Docs needed by DREAMers for RPI status without DACA approval

Based on my understanding of how the legalization process works for other similar visas issued by the US Government, here is a tentative list of documents that you may start to compile, so that when the USCIS starts accepting visa applications, all you need to do is to fill the application.  Remember that if you are a DREAMer with DACA approval in hand the list of documents needed is quite different.

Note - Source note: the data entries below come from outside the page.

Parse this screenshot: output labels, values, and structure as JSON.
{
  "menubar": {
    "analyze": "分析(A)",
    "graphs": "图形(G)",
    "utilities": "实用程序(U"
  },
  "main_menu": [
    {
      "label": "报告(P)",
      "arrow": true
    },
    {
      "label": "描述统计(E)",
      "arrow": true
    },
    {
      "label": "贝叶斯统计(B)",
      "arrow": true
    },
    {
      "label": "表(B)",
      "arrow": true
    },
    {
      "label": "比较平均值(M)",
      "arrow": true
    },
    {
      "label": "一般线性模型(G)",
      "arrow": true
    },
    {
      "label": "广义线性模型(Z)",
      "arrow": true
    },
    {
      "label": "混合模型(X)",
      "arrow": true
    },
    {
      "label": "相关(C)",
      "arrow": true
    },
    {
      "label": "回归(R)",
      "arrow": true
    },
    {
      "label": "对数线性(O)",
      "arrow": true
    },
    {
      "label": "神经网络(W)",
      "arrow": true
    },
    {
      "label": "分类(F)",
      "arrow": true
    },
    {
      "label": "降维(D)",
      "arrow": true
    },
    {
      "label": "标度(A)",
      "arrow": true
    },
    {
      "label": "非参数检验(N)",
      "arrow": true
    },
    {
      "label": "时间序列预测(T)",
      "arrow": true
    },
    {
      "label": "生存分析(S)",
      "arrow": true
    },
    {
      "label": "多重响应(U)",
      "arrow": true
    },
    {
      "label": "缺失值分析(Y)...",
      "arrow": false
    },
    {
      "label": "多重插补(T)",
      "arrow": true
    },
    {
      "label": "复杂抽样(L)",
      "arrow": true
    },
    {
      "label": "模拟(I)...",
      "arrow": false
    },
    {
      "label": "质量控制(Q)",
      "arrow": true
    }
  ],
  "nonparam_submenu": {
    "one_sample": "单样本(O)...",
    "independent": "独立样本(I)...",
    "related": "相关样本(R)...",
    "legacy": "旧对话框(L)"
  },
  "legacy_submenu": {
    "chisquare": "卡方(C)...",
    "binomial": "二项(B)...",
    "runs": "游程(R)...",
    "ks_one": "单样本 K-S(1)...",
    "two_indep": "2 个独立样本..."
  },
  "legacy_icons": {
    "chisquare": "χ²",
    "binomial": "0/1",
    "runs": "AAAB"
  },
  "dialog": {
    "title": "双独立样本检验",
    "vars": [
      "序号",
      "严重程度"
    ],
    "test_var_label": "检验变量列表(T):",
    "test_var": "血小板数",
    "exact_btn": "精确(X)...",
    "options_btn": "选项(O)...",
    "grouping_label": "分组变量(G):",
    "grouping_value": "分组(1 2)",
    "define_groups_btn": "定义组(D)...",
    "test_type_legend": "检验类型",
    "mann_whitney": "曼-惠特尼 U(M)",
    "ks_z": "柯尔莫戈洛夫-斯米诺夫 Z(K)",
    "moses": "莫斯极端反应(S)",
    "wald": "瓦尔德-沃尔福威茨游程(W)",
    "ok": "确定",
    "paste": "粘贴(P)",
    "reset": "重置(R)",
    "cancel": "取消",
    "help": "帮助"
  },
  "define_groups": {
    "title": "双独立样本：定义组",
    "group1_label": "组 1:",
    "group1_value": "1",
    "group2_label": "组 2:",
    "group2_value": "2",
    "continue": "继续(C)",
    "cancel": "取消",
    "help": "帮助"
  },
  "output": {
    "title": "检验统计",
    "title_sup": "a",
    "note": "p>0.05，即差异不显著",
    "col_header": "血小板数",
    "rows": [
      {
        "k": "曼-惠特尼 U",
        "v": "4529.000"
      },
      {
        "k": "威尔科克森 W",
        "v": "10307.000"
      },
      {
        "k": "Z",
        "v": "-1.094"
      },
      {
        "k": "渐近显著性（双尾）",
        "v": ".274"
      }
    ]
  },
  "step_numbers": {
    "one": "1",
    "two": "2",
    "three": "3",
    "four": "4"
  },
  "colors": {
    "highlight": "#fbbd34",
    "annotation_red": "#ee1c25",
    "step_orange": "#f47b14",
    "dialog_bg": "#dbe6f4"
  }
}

  1. Valid passport.  Since many countries have a broken process of serving their own citizens, and there will be a surge of applications (Mexican DREAMers, take note) in coming months, you should apply for one right away.
  2. Birth certificate.  It might also come handy if you cannot get a passport.
  3. If you have had legal troubles, compile the documents related to the court case.  Approach the attorneys involved in the case or the courts you attended to get copies of the documentation.  DO NOT even think you can hide criminal behavior of any kind because having a criminal background is not as bad as trying to hide it.


     
  4. Proof of all the employment that you have had and the amount of wages that you made in each one of them (W-2 forms for each year should suffice).  Apparently, working illegally, that is, without an authorization to work or working with a fraudulent SSN is not considered a crime in the Obama Immigration Reform, and therefore, it is best to come clean, even if you were paid in cash under the table.
  5. Start saving money to pay for legalization.  There is no penalty for minors and DREAMers, you should still save the money in case you have not filed income taxes, because you will need to pay whatever taxes you owe.
  6. If you came to the USA illegally, meaning entry without inspection (EWI), you will need good  documentation that you came prior to December 31, 2011.  It can be in form of school/work records, immunization record, etc.
  7. If you entered the USA legally with a proper visa, that is, you entered after inspection at an airport or border checkpoint, the passport that you used to enter.  It will be great if you still have the I-94 form that you completed before entry, though, there is no reason to worry, if your passport has a clear stamp indicating the date of entry.
  8. Proof of doing your income taxes with the United States IRS whether done with an ITIN or a fake SS#, as long as the tax documents have your real name.
  9. Proof of continuous presence.  It can be documents related to school/college/work/bank/leases, etc. that show that you did not leave the country and have resided here ever since.